Last hurrah on the last wooden whaler
I spent my last night on the Charles W. Morgan alone, in the dark on the world’s last wooden whaling ship. How fitting for a stowaway.
All of my crew mates had packed their bags and left the ship heading in different directions. For some sailors, home was just a few hours away. For others, home was over the horizon, sailing to the far reaches of the world.
During my two months on the Morgan I grew accustomed to the sounds of the ship. The laughter from the living quarters, the soft strumming of a guitar, and the movement of the rigging in a light breeze were all sounds that brought me comfort.
The deck prisms were still illuminated from below as if I would find people hanging out below decks. But all the bunks were empty. She is once again a quiet ship.
For those of you who have followed my blog this summer, we have seen and done some incredible things together. The people I met and the stories I heard will stay with me forever.
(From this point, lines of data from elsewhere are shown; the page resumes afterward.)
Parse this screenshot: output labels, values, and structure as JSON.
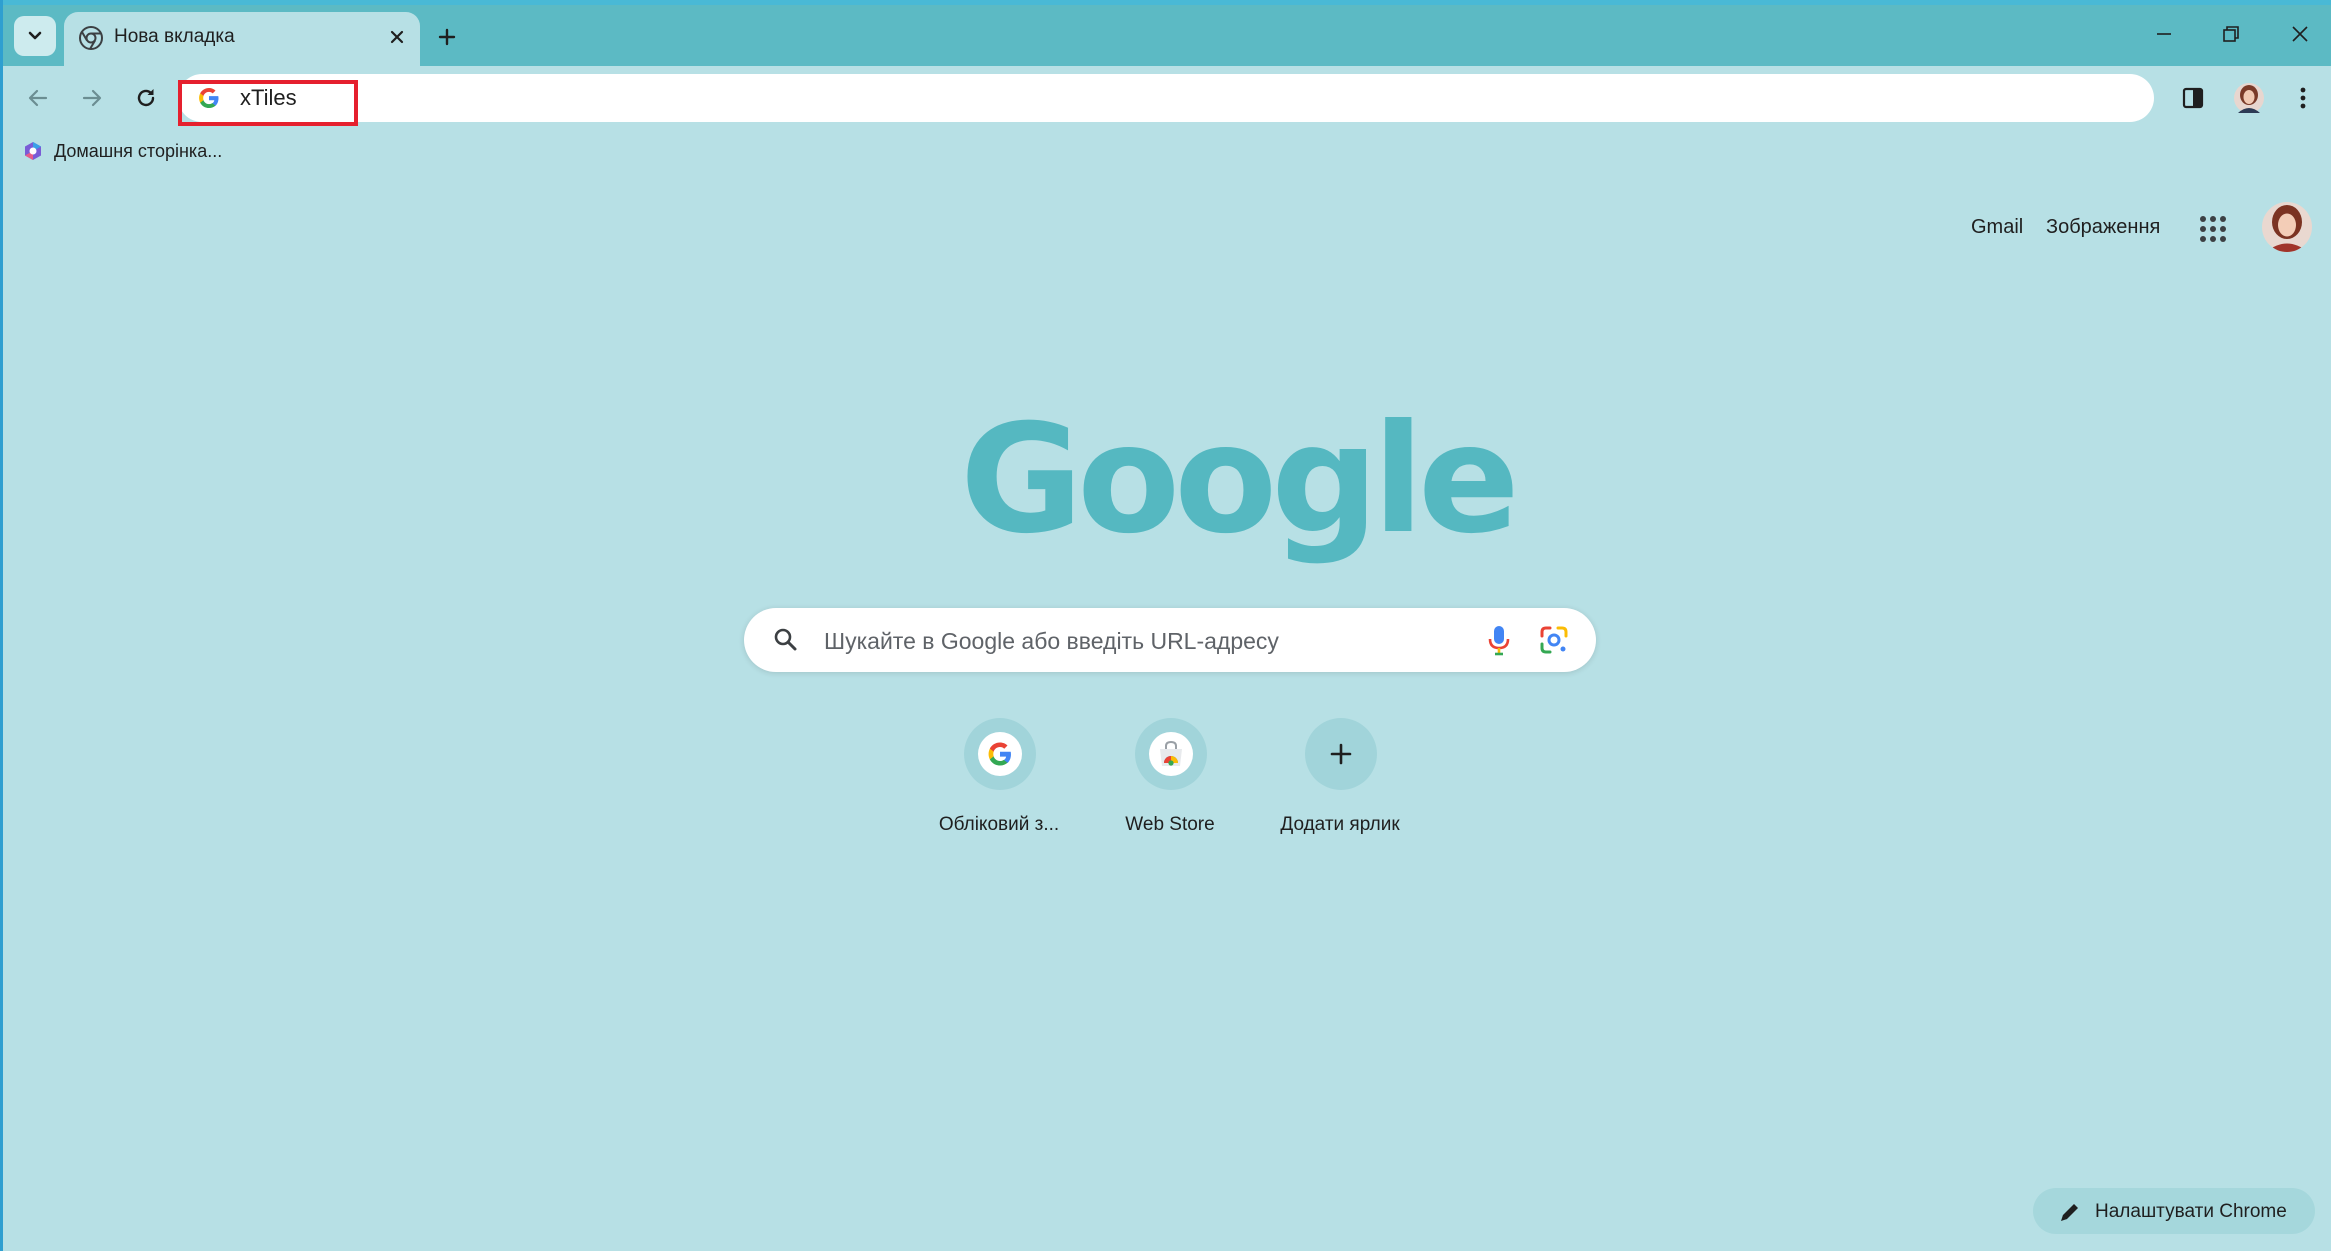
{
  "browser": {
    "tab": {
      "title": "Нова вкладка",
      "favicon": "chrome-icon"
    },
    "address_bar": {
      "value": "xTiles",
      "favicon": "google-g-icon"
    },
    "bookmarks": [
      {
        "label": "Домашня сторінка...",
        "icon": "microsoft-365-icon"
      }
    ],
    "window_controls": [
      "minimize-icon",
      "restore-icon",
      "close-icon"
    ],
    "toolbar_icons": [
      "side-panel-icon",
      "profile-avatar",
      "kebab-menu-icon"
    ]
  },
  "google_header": {
    "gmail": "Gmail",
    "images": "Зображення",
    "apps_icon": "apps-grid-icon"
  },
  "logo": {
    "text": "Google"
  },
  "search": {
    "placeholder": "Шукайте в Google або введіть URL-адресу",
    "icons": [
      "search-icon",
      "mic-icon",
      "google-lens-icon"
    ]
  },
  "shortcuts": [
    {
      "label": "Обліковий з...",
      "icon": "google-g-icon"
    },
    {
      "label": "Web Store",
      "icon": "chrome-web-store-icon"
    },
    {
      "label": "Додати ярлик",
      "icon": "plus-icon"
    }
  ],
  "customize": {
    "label": "Налаштувати Chrome",
    "icon": "pencil-icon"
  },
  "colors": {
    "background": "#b7e0e5",
    "tabstrip": "#5cbac4",
    "logo": "#55b8c1",
    "highlight": "#e5202e"
  }
}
For me as the stowaway, it wasn’t about how many likes we got on Facebook or how many tweets were shared. It was about the stories. The stories of the sea have been passed down through generations. They help bring us together and keep the history alive.
I am privileged that I could share my stories with you. Together we explored the sand dunes of Cape Cod, traveled sacred paths with the Wampanoag Tribe of Gay Head, and even stood high atop the Morgan’s mast watching whales swim alongside a historic whaling vessel. There aren’t many people alive who can say they’ve done that!
I put together this video with some highlights from each port this summer:
Although the Morgan is once again at rest at Chubb’s Wharf in Mystic, her story doesn’t end here. The maritime historian Edouard Stackpole once wrote “The scope of [the Charles W. Morgan’s] historical future was to extend far beyond the horizons of the world of her time.”
In that respect I would say the 38th Voyage was a success. And if Mystic Seaport ever decides to have a 39th Voyage, you’ll find me hiding below decks!
To all my followers, it’s been a great ride. I’ll see you on the next adventure.